Gene scan helps identify cause of inherited blindness

September 7, 2010 By Michael C. Purdy

(PhysOrg.com) -- Scientists at Washington University School of Medicine in St. Louis have scanned the entire genome of mice for genes that help build photoreceptors, the light-sensing cells of the eye.

The results have already helped researchers identify the gene that causes a form of retinitis pigmentosa, a type of inherited blindness in humans.

"Quite a few of the more than 160 linked to blindness are active in ," says Joseph Corbo, MD, PhD, assistant professor of pathology and immunology. "There are many of these still left to be discovered, and when we find patients whose blindness can't be explained by genes we already know about, this new dataset can serve as a pointer to the best places to look."

Results of the gene scan appear this month in Genome Research; the identification of the retinitis pigmentosa gene is detailed in a separate paper published last month in The .

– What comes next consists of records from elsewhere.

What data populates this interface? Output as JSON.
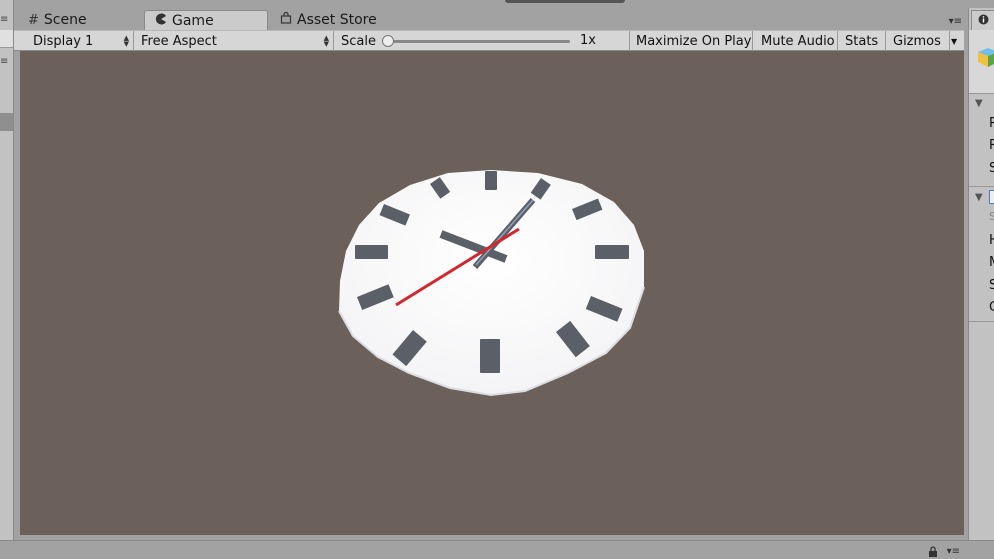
{
  "tabs": {
    "scene": {
      "label": "Scene",
      "icon": "grid-icon"
    },
    "game": {
      "label": "Game",
      "icon": "pacman-icon"
    },
    "asset_store": {
      "label": "Asset Store",
      "icon": "shopping-bag-icon"
    }
  },
  "toolbar": {
    "display": "Display 1",
    "aspect": "Free Aspect",
    "scale_label": "Scale",
    "scale_value": "1x",
    "scale_fraction": 0.0,
    "maximize_on_play": "Maximize On Play",
    "mute_audio": "Mute Audio",
    "stats": "Stats",
    "gizmos": "Gizmos"
  },
  "inspector": {
    "rows_top": [
      "P",
      "R",
      "S"
    ],
    "rows_bottom": [
      "S",
      "H",
      "M",
      "S",
      "C"
    ]
  },
  "colors": {
    "game_background": "#6b615a",
    "clock_face": "#ffffff",
    "hour_markers": "#5b6068",
    "second_hand": "#d0282c",
    "minute_hand": "#5b6068",
    "hour_hand": "#5b6068"
  }
}
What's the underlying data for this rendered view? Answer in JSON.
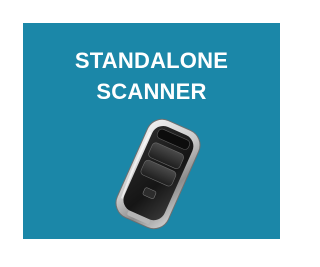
{
  "tile": {
    "title_line1": "STANDALONE",
    "title_line2": "SCANNER",
    "background_color": "#1b87a8",
    "text_color": "#ffffff",
    "image_icon": "barcode-scanner-device"
  }
}
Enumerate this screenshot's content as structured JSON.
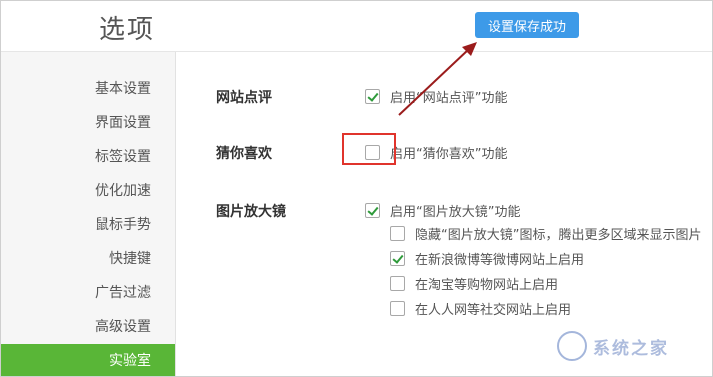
{
  "header": {
    "title": "选项",
    "toast": "设置保存成功"
  },
  "sidebar": {
    "items": [
      {
        "label": "基本设置",
        "active": false
      },
      {
        "label": "界面设置",
        "active": false
      },
      {
        "label": "标签设置",
        "active": false
      },
      {
        "label": "优化加速",
        "active": false
      },
      {
        "label": "鼠标手势",
        "active": false
      },
      {
        "label": "快捷键",
        "active": false
      },
      {
        "label": "广告过滤",
        "active": false
      },
      {
        "label": "高级设置",
        "active": false
      },
      {
        "label": "实验室",
        "active": true
      }
    ]
  },
  "sections": [
    {
      "label": "网站点评",
      "options": [
        {
          "label": "启用“网站点评”功能",
          "checked": true
        }
      ]
    },
    {
      "label": "猜你喜欢",
      "options": [
        {
          "label": "启用“猜你喜欢”功能",
          "checked": false
        }
      ]
    },
    {
      "label": "图片放大镜",
      "options": [
        {
          "label": "启用“图片放大镜”功能",
          "checked": true
        },
        {
          "label": "隐藏“图片放大镜”图标，腾出更多区域来显示图片",
          "checked": false
        },
        {
          "label": "在新浪微博等微博网站上启用",
          "checked": true
        },
        {
          "label": "在淘宝等购物网站上启用",
          "checked": false
        },
        {
          "label": "在人人网等社交网站上启用",
          "checked": false
        }
      ]
    }
  ],
  "watermark": "系统之家",
  "colors": {
    "accent": "#59b637",
    "toast": "#3d9ae8",
    "highlight": "#e0342c",
    "arrow": "#9b1c1c"
  }
}
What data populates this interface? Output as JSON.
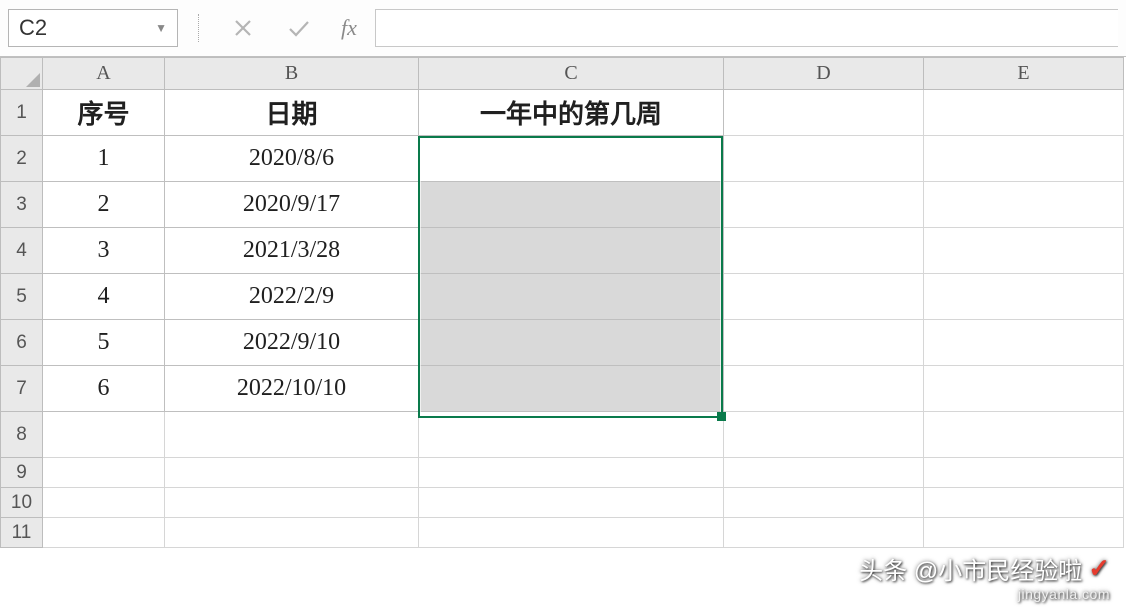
{
  "namebox": {
    "value": "C2"
  },
  "fx": {
    "label": "fx"
  },
  "formula": {
    "value": ""
  },
  "columns": [
    "A",
    "B",
    "C",
    "D",
    "E"
  ],
  "headers": {
    "A": "序号",
    "B": "日期",
    "C": "一年中的第几周"
  },
  "rows": [
    {
      "n": "1",
      "A": "1",
      "B": "2020/8/6",
      "C": ""
    },
    {
      "n": "2",
      "A": "2",
      "B": "2020/9/17",
      "C": ""
    },
    {
      "n": "3",
      "A": "3",
      "B": "2021/3/28",
      "C": ""
    },
    {
      "n": "4",
      "A": "4",
      "B": "2022/2/9",
      "C": ""
    },
    {
      "n": "5",
      "A": "5",
      "B": "2022/9/10",
      "C": ""
    },
    {
      "n": "6",
      "A": "6",
      "B": "2022/10/10",
      "C": ""
    }
  ],
  "empty_rows": [
    "8",
    "9",
    "10",
    "11"
  ],
  "selection": {
    "active": "C2",
    "range": "C2:C7"
  },
  "watermark": {
    "line1": "头条 @小市民经验啦",
    "line2": "jingyanla.com"
  }
}
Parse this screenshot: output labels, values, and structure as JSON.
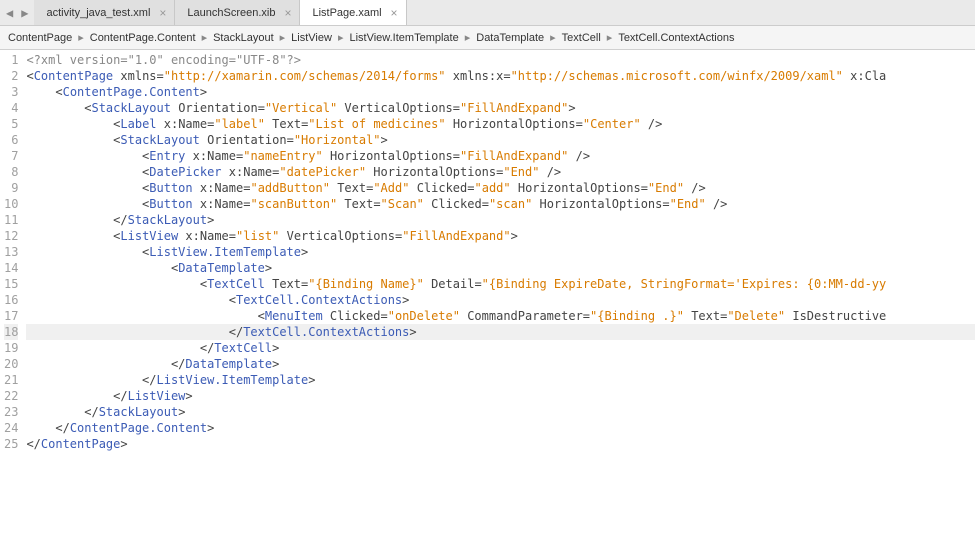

Corbo's lab and collaborator Thomas Langmann, PhD, of the Institute of Human Genetics in Regensburg, Germany, conducted the scan by looking for regions on mouse DNA that can bind to CRX, a protein that turns genes on or off in photoreceptors. They found CRX binding sites near many of the genes already known to be involved in photoreceptor development as well as hundreds of additional genes.

According to Corbo, the results indicate that CRX is a more important driver of photoreceptor development than researchers realized.

"We knew it was a key regulator, but we didn't realize the extent of its influence," he says. "It seems to have binding sites around almost every photoreceptor gene."

In a second study, researchers applied the scan results to genetic data from a family with an unexplained form of . Previous studies had determined that the problem in this family lies in a region of DNA containing 134 genes. Researchers used CRX binding to pinpoint a gene called FAM161A as the cause of blindness in this family.

"The CRX binding results allowed us to rapidly prioritize which of the 134 genes in this region were likely to be causing the disease." Corbo explains. "I think this is going to be widely applicable in the hunt for other genes, which is important because finding the causative gene is a necessary step toward developing effective therapies for individual patients."

More information: -- Corbo JC, Lawrence KA, Karlstetter M, Myers CA, Abdelaziz M, Dirkes W, Weigelt K, Seifert M, Benes V, Fritsche LG, Weber BHF, Langmann T. CRX ChIP-seq reveals the cis-regulatory architecture of mouse photoreceptors. Genome Research, online Aug. 6, 2010.

-- Langmann T, Di Gioia SA, Rau I, Stöhr H, Maksimovic NS, Corbo JC, Renner AB, Zrenner E, Kumaramanickavel G, Karlstetter M, Arsenijevic Y, Weber BHF, Gal A, Rivolta C. Nonsense mutations in FAM161A cause RP28-associated recessive retinitis pigmentosa. The American Journal of Human Genetics (2010), doi:10.1016/j.ajhg.2010.07.018

Related Stories

Recommended for you

Association found between abnormal cerebral connectivity and variability in the PPARG gene in developing preterm infants

December 12, 2017
(Medical Xpress)—A team of researchers with King's College London and the National Institute for Health Research Biomedical Research Centre, both in the U.K., has found what they describe as a strong association between ...

Large genetic study links tendency to undervalue future rewards with ADHD, obesity

December 11, 2017
Researchers at University of California San Diego School of Medicine have found a genetic signature for delay discounting—the tendency to undervalue future rewards—that overlaps with attention-deficit/hyperactivity disorder ...

Gene variants identified that may influence sexual orientation in men and boys

December 8, 2017
(Medical Xpress)—A large team of researchers from several institutions in the U.S. and one each from Australia and the U.K. has found two gene variants that appear to be more prevalent in gay men than straight men, adding ...

Disease caused by reduction of most abundant cellular protein identified

December 8, 2017
An international team of scientists and doctors has identified a new disease that results in low levels of a common protein found inside our cells.

Study finds genetic mutation causes 'vicious cycle' in most common form of amyotrophic lateral sclerosis

December 8, 2017
University of Michigan-led research brings scientists one step closer to understanding the development of neurodegenerative disorders such as ALS.

Mutations in neurons accumulate as we age: The process may explain normal cognitive decline and neurodegeneration

December 7, 2017
Scientists have wondered whether somatic (non-inherited) mutations play a role in aging and brain degeneration, but until recently there was no good technology to test this idea. A study published online today in Science, ...

0 comments

Please sign in to add a comment. Registration is free, and takes less than a minute. Read more

Click here to reset your password.
Sign in to get notified via email when new comments are made.